Because we are Christians, we are also people who wait. But also as Christians, we should be uniquely positioned to understand the value in waiting. We should know that even though it seems like nothing is happening, God is busy in us as we wait. Waiting, in fact, is one of the most formative times in our lives. And while it is not only impossible but also arrogant to say for sure exactly what God is doing in our souls as we wait, we can describe, I think, some general ways that waiting shapes us into the people God intends for us to be:
1. Waiting redefines our desires.
Imagine it’s the week after Christmas, and your child comes to you with something he or she wants. Of course you could go out and get that thing for them, but chances are your response is going to be something like, “Christmas just happened. If you really want that, you’ll need to wait.” And a funny thing happens the longer that waiting period goes on. Something else catches the kid’s eye, something else captures their hearts, something else arrests their attention. Their desires change, and the same thing is true with us, albeit in a more redemptive way.
Now imagine that you are praying for something. Maybe it’s a new job. So you pray, “Job, job, job,” and nothing seems to be happening. But as you focus your attention on this singular issue for more and more time, you realize that the better thing to be praying for is not a job, for the job only represents something else that has now been exposed. You find, over the course of waiting that your prayer changes from “job, job, job” to “trust, trust, trust.” Your desire has changed to something deeper. Something more lasting and more true.
2. Waiting exposes our hearts.
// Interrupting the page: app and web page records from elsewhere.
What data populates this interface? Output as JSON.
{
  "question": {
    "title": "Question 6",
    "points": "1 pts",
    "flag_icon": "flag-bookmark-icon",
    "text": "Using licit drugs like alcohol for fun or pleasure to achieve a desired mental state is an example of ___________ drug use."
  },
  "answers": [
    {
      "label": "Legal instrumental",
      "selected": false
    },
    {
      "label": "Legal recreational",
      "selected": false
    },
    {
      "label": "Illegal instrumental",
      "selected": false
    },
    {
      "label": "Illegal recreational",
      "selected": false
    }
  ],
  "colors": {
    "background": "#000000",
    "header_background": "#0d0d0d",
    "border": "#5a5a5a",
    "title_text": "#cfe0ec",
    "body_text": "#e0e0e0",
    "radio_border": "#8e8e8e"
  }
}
Here’s another scenario – imagine that you are no longer waiting for a quarantine to be lifted or for the vaccine for a virus to be found, but instead are waiting in an everyday way like at in the black hole of the DMV. You wait and wait and wait… and then you wait some more. Chances are, the longer you wait, the more frustrated you become. Self-entitlement starts to bubble up inside you, and you begin to feel that you are being wronged in some way because you have to wait. Your rights as a consumer and a citizen are being challenged. And you begin to boil.
Now where did those things come from? Of course, you could blame it on the DMV, but if we are honest with ourselves, we know that the DMV didn’t plant that frustration in our hearts; it was there all the time. The waiting only exposed it. So it is with this period of waiting – there is a near daily “exposure” that is taking place in all of us – exposure of fear, of anxiety, of frustration, and yes, of self-entitlement. Until these things are brought into the light, we cannot really bring the gospel to bear on them because they would have otherwise remained hidden.
3. Waiting gives you margin to think.
If nothing else, these past months have afforded us all much time to think. To ponder. To consider. And for the Christian, these are important things that help us surrender to the work of the Holy Spirit in our lives. We aren’t just thinking small thoughts any more; we are thinking about the future. About our source of identity and security. About the nature of faith and trust and hope. These are things we don’t typically think about, not only because it’s uncomfortable to do so, but because the world around us is just too noisy.
We have places to go, people to see, and conversations to have. But now? While we wait? Now there is nothing but time. Time to confront these issues and more on the battlefield of the mind. And time to guided in our thoughts by the Holy Spirit who knows and searches all.
Waiting is not easy. It’s not comfortable. But it is profitable, if indeed we are willing to embrace it and not just wish it away.